National Interest Waivers
Professors & Researchers
Executives & Managers
PERM Labor Certification
Investors (EB-5 visas)
Family (Spouse, etc.)
Work Visas (Common)
O-1 Extraordinary Ability
TN Canadians & Mexicans
J-1 Visa Holders
Nurses & Physical Therapists
Green Cards for Children of U.S. Citizens
Eligibility for Children Under 21 Years Old
Children of U.S. citizens may obtain permanent residency in the United States. Children under 21 years old qualify as “immediate relatives.” Immediate relatives are not subject to numerical limits, and can receive a visa as soon as a petition is approved. As long as the petition for an immigrant visa is filed before the child turns 21, the child qualifies as an immediate relative. You can find out more information about how the Child Status Protection Act prevents "aging out."
Children Over 21 Years Old
Children over 21 qualify under the first preference category. Children in this category must wait until a visa becomes available before they can enter the United States as a permanent resident. The State Department’s Visa Bulletin shows the wait for visas for each of the preference categories.
An adopted child qualifies as long as the adoption was finalized before the child's 16th birthday. The adoptive parents must have legal custody of the child for two years before or after the adoption. The child must reside with the adoptive parents for two years before or after the adoption.

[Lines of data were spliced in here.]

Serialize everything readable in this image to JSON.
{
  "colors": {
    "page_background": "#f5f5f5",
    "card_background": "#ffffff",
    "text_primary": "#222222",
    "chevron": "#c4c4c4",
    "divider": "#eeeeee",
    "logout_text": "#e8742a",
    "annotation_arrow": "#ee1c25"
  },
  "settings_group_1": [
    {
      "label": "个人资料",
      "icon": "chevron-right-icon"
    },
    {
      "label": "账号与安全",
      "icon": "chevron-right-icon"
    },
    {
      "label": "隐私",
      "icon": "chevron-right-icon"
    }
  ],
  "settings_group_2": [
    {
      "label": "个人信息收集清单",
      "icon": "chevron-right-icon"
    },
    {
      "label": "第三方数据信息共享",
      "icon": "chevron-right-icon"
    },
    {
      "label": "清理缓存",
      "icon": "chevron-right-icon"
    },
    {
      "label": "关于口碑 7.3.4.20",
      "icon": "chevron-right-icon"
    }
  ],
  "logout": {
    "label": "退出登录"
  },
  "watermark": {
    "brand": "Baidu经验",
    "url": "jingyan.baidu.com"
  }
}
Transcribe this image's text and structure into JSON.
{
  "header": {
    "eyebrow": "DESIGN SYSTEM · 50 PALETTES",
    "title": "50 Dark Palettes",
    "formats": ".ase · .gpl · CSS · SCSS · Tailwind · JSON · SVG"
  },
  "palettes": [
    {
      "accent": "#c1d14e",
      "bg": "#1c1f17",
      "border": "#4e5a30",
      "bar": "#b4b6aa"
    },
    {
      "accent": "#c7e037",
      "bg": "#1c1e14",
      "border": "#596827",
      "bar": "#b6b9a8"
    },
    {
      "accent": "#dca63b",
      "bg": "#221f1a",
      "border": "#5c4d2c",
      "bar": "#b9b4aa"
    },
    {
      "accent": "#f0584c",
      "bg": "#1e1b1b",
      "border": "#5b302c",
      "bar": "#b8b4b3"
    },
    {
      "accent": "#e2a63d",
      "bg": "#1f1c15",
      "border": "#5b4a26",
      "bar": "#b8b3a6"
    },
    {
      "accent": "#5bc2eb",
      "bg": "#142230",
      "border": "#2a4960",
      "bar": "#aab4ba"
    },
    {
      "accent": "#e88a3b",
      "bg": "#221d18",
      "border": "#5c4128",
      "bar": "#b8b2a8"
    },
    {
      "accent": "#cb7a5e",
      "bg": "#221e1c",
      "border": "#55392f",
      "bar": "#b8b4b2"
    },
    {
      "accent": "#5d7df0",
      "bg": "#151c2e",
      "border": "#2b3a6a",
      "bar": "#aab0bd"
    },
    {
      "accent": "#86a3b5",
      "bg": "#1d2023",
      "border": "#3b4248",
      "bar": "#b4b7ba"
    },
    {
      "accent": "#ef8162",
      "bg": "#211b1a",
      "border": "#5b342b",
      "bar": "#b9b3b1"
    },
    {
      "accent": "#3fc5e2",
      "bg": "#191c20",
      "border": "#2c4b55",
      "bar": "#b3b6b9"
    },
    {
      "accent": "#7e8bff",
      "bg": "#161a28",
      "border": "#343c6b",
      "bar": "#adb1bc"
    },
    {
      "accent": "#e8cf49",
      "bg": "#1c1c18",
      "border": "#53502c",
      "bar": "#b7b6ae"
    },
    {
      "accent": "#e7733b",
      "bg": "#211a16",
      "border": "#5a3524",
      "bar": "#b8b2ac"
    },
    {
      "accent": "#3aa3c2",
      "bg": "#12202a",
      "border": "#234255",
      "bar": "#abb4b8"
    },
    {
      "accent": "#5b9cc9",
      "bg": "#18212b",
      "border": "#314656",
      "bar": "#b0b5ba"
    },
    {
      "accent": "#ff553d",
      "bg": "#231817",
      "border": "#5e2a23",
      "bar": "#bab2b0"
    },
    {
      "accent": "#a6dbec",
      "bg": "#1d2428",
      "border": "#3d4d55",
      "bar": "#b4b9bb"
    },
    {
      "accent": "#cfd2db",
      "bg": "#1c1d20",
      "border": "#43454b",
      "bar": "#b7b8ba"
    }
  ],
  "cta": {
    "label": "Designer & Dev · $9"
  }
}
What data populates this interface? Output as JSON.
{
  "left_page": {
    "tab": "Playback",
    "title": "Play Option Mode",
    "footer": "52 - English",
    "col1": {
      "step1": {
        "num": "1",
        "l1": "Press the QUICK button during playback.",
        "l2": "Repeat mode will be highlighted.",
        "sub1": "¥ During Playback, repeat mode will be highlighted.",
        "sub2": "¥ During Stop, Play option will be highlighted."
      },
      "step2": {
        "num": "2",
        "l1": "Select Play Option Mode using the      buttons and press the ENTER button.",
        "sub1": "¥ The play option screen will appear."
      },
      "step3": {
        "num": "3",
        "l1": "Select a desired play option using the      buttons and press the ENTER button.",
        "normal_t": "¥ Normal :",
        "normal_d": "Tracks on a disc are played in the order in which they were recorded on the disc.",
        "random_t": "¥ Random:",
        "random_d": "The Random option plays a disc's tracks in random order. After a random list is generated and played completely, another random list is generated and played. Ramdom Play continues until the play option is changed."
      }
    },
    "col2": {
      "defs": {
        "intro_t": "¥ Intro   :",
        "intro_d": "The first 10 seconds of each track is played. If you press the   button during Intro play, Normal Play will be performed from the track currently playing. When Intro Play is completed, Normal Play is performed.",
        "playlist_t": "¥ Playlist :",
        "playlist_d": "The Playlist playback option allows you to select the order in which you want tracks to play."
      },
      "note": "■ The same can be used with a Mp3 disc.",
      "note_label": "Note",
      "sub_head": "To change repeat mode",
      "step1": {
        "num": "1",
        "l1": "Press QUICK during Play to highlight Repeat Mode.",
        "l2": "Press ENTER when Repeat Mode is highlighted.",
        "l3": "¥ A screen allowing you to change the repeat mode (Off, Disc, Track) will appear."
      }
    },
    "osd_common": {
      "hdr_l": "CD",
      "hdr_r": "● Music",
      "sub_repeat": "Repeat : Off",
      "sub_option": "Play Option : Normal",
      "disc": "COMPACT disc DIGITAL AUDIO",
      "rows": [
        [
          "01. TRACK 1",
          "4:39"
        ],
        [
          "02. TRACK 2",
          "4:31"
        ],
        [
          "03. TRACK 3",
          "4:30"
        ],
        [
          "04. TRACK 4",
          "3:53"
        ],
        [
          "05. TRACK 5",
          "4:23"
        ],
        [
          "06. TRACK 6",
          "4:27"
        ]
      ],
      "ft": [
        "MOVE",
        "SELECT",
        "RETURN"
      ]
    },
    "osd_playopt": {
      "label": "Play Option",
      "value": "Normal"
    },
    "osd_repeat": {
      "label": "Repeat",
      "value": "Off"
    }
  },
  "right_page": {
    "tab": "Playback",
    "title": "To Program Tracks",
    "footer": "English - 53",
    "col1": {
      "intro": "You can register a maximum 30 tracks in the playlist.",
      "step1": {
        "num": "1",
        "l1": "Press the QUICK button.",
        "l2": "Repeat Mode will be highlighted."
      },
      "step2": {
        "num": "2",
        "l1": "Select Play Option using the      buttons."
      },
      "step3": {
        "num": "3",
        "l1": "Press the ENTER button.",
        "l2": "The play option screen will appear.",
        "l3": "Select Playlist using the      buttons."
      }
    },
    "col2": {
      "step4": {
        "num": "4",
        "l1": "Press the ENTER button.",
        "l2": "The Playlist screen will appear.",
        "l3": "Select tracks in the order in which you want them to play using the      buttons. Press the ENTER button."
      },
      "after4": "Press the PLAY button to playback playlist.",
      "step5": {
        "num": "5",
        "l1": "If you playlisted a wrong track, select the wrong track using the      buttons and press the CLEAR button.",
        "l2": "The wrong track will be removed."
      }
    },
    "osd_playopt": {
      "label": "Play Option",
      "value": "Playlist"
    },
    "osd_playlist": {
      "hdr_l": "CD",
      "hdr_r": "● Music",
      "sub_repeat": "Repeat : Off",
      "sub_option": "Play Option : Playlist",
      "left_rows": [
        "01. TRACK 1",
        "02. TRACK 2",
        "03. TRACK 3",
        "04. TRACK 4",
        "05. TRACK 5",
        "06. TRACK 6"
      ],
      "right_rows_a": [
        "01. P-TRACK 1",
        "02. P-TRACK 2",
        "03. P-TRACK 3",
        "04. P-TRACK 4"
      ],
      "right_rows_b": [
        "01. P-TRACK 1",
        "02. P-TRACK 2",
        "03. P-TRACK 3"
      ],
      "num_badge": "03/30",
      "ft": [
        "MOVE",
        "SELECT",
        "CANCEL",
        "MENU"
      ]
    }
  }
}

A step-child qualifies as a child, if the marriage occurred before the step-child's 18th birthday.
If the child is already in the United States in another nonimmigrant status, the U.S. citizen parent can file an immigrant petition and an application to adjust status at the same time. Once the petition and application are approved, the child is a permanent resident of the United States.
If the child is outside of the United States, the U.S. citizen must file an immigrant petition with the U.S. Citizenship and Immigration Services (USCIS). The petition should request that the USCIS notify a U.S. Consulate in the country where the child lives. If the child is over 21 years old or married, the child must wait until a visa becomes available. The State Department’s National Visa Center then sends a series of forms called a “Packet 3.” After the necessary forms are completed, the child goes to the U.S. Consulate to apply for an immigrant visa. The child is a permanent resident when he or she enters the United States with the immigrant visa.
Immediate family members of a child of a U.S. citizen may be eligible to immigrate to the United States. If the child of a U.S. citizen is married, the spouse is eligible to accompany their wife or husband in immigrating to the United States. If the child of a U.S. citizen has children of their own, those children may immigrate with their parent if their parent is either married or over 21. These categories are subject to numerical limits, which are described in the Visa Bulletin.